(DATASET RECORDS)

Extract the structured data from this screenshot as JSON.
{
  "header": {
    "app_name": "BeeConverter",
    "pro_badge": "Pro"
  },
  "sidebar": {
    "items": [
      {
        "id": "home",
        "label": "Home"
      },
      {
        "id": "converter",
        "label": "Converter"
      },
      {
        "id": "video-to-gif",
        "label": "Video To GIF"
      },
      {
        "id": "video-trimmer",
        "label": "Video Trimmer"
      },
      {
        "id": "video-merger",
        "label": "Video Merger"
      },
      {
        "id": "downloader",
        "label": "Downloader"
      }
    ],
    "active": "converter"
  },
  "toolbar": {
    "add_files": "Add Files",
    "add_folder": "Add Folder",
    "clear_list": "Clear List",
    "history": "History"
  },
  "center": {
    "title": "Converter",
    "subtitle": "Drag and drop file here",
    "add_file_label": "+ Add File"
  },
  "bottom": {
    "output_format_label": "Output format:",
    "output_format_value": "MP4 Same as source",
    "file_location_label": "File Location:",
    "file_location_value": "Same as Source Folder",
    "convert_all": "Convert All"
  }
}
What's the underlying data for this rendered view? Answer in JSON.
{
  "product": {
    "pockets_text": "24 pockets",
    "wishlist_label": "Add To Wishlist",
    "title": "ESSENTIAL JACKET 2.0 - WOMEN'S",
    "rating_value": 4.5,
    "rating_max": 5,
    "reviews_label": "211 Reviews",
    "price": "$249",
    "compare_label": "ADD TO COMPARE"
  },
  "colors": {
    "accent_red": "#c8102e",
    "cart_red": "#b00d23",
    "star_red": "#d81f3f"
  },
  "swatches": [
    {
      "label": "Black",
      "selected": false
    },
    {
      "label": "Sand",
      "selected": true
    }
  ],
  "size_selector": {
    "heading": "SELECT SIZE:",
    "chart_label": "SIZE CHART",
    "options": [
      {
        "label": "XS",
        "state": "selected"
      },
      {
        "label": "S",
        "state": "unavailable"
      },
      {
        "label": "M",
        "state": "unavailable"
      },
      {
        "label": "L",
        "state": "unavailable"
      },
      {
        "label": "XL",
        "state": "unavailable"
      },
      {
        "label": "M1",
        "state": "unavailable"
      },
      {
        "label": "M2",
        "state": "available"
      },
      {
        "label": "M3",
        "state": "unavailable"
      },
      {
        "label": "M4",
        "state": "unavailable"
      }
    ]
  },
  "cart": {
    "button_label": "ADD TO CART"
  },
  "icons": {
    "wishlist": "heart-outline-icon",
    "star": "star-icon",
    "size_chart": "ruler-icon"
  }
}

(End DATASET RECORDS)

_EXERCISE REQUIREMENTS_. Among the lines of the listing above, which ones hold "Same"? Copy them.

_ANSWER BOX_.
    "output_format_value": "MP4 Same as source",
    "file_location_value": "Same as Source Folder",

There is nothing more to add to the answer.